Recently I was asked by the University Of Sydney Business School to talk to an MBA class about “Creating a Sales Culture”. First of all I must say I’m always happy to take these kind of opportunities because you can learn so much from a class such as this, as much from them as they from you in fact. Their insight and response and questions are always very refreshing.
Within my own company we didn’t formally think about our Sales Culture until we began to expand inter-state. That isn’t to say there was no culture previously of course, we just hadn’t taken the time to define it. We hadn’t considered it cognitively.
But when we started opening new offices, we realised that while culture may breed by osmosis within one physical location, it didn’t travel well across geographies without some sort of definition. So at that stage we sat down to try and articulate what our culture had become and what we stood for as a company. Quite surprisingly, it has been one of the most important strategies we’ve put in place and the results of which to this day are palpable from the minute you step inside our offices. We call it the “X-Factor” and we have found it to be very powerful as it has become ever-present in everything we do as an organisation.
Every organisation has a Culture. The class asked me to define a Sales Culture, and I did so by talking about it as the reflection of what an organisation wants to be, how it wants to be perceived and most importantly, how it wants to be considered different from others. We defined our Sales Culture through a series of Core Values such as “Good enough is not enough,” “Listen before talking” and “Always seek to delight our customers.”
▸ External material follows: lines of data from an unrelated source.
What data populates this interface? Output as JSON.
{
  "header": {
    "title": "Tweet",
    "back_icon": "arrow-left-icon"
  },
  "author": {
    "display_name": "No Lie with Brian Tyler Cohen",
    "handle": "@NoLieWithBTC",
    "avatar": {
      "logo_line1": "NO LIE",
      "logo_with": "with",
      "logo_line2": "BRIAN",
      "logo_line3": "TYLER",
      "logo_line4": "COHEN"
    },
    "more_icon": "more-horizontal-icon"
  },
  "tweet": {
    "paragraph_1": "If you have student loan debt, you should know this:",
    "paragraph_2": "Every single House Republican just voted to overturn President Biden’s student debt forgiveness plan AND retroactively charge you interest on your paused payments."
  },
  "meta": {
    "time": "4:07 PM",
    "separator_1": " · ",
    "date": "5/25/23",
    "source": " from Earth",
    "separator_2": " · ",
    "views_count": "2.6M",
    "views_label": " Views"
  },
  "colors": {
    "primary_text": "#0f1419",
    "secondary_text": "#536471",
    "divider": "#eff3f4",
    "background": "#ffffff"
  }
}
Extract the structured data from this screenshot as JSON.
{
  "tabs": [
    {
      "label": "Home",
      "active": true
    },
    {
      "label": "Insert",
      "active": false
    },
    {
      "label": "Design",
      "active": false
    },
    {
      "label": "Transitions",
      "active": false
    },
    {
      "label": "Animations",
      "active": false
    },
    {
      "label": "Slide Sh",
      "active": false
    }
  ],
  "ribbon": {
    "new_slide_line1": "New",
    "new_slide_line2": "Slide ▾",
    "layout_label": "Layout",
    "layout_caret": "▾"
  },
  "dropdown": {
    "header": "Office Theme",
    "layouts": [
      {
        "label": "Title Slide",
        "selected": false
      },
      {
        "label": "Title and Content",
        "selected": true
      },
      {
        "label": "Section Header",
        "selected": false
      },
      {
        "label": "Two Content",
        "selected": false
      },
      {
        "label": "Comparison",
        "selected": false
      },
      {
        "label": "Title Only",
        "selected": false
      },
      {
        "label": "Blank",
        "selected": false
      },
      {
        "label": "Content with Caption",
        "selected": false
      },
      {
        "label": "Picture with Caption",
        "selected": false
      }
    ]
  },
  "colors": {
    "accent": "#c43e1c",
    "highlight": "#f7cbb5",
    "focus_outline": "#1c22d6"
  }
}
Values are powerful because they are a helpful starting point for new staff, they help gu ide the ongoing management of people and instinctively frame the way you go-to-market. A set of Values ensures a consistency in engagement with stakeholders and sets the roadmap for the journey your customers take with you. For that very reason, an organisation’s Sales Culture is about more than just the Sales team and must extend across the organisation – to marketing and customer service for instance – even (perhaps especially) to reception!
My final message to the MBA class is perhaps the most enduring lesson I have taken from this journey. Culture is reflected in stories about the organisation, its events…its heritage; and the easiest way to demonstrate it is for business leaders to walk the Values walk themselves. This, I have learned, is central to what business leadership is about. I am hoping the business leadership of tomorrow embraces this because it has certainly been an epiphany for me.